═══ TASK INPUTS ═══

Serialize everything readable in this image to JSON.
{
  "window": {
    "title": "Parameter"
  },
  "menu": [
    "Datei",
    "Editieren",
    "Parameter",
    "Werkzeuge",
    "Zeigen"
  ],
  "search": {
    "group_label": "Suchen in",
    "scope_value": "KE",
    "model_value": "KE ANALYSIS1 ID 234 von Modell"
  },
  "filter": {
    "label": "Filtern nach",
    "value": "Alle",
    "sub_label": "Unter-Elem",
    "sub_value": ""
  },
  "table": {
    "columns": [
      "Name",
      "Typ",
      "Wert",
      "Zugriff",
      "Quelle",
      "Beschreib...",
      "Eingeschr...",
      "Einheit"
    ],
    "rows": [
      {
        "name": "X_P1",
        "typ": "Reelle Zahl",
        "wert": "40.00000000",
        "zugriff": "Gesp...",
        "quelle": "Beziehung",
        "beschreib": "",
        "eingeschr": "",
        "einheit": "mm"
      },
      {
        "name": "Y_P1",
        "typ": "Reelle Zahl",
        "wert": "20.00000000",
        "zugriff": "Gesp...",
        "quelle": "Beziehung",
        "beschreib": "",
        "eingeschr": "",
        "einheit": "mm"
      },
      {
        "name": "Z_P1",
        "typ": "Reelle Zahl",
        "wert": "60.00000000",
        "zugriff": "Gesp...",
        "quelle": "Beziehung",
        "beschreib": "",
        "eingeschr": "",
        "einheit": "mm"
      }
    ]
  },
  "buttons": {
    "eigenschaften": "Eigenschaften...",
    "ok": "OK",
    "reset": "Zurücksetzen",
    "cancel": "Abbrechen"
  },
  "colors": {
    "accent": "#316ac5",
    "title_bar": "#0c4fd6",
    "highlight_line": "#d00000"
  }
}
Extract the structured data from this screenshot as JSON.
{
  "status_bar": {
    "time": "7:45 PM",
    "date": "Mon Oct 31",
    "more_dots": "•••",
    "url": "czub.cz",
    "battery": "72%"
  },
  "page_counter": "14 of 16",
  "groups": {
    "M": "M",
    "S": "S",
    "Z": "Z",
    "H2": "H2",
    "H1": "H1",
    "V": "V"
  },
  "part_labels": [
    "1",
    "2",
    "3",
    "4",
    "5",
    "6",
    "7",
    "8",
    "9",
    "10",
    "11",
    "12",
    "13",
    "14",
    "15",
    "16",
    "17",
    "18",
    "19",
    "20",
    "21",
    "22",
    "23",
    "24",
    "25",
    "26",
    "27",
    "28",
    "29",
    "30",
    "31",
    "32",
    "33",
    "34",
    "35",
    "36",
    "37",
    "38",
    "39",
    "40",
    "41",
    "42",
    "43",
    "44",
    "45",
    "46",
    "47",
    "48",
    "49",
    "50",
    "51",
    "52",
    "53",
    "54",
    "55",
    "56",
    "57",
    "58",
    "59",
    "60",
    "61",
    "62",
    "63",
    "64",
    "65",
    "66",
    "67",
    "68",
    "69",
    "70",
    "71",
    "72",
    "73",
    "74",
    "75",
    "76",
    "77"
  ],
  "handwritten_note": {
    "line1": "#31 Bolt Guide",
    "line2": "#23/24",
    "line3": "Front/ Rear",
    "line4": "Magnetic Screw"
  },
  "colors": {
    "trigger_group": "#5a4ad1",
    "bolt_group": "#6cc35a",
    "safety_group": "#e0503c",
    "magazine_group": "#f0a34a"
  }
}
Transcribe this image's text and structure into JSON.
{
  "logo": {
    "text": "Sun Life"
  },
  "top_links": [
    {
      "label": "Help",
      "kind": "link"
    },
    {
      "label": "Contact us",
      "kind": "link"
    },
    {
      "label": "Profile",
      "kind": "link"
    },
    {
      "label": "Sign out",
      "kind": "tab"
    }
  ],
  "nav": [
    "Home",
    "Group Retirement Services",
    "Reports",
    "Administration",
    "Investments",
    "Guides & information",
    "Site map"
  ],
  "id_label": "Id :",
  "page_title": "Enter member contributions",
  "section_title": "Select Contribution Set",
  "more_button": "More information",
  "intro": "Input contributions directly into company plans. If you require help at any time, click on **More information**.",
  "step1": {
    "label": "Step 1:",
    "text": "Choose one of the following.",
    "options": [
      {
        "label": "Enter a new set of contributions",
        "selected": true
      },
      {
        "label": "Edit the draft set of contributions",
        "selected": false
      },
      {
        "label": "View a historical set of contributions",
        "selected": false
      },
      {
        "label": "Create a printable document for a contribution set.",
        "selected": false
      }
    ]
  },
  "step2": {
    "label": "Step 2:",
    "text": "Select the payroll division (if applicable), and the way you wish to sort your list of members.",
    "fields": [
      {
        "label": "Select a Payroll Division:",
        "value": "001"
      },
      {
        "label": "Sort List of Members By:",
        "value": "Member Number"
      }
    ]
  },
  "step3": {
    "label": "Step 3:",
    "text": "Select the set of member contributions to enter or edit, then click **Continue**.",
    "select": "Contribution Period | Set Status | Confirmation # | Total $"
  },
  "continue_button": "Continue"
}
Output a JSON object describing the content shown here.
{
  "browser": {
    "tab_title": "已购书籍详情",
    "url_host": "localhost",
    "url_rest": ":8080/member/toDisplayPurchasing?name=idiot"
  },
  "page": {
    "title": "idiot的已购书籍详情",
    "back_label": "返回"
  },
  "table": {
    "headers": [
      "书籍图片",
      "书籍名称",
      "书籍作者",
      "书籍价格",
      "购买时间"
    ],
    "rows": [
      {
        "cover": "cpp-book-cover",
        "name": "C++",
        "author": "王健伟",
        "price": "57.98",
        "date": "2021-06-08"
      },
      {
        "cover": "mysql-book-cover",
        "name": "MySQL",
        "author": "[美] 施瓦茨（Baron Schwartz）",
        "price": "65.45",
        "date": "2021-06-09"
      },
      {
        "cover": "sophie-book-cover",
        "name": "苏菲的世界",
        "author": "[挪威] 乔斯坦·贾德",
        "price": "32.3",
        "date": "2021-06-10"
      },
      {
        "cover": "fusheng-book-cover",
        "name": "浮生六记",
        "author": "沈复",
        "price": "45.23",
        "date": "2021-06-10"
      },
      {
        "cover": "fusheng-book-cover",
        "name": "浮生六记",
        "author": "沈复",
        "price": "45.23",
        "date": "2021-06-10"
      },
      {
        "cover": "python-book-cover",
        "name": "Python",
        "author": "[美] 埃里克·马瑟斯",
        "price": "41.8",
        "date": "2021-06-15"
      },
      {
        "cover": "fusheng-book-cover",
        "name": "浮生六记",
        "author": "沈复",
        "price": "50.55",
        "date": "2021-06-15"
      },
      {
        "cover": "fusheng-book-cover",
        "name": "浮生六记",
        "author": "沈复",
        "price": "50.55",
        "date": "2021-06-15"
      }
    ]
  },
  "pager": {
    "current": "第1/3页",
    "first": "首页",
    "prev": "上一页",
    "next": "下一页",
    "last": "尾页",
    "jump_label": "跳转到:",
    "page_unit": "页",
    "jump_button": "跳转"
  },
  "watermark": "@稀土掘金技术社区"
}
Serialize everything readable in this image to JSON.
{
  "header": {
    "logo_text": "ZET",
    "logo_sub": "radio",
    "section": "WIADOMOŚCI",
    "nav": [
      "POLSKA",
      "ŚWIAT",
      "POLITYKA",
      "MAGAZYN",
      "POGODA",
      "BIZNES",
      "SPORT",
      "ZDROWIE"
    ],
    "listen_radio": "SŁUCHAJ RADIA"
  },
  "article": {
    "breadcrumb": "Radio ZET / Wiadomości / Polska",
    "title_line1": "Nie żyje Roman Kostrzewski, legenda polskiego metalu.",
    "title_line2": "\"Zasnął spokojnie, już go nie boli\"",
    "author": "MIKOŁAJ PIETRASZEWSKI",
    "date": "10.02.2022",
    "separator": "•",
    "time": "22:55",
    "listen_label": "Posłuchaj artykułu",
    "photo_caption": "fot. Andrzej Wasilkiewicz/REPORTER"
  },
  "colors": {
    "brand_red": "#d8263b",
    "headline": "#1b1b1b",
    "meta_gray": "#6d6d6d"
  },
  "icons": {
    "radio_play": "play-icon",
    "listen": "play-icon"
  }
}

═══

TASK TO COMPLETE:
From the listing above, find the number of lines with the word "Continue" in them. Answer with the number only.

ANSWER SPACE:
2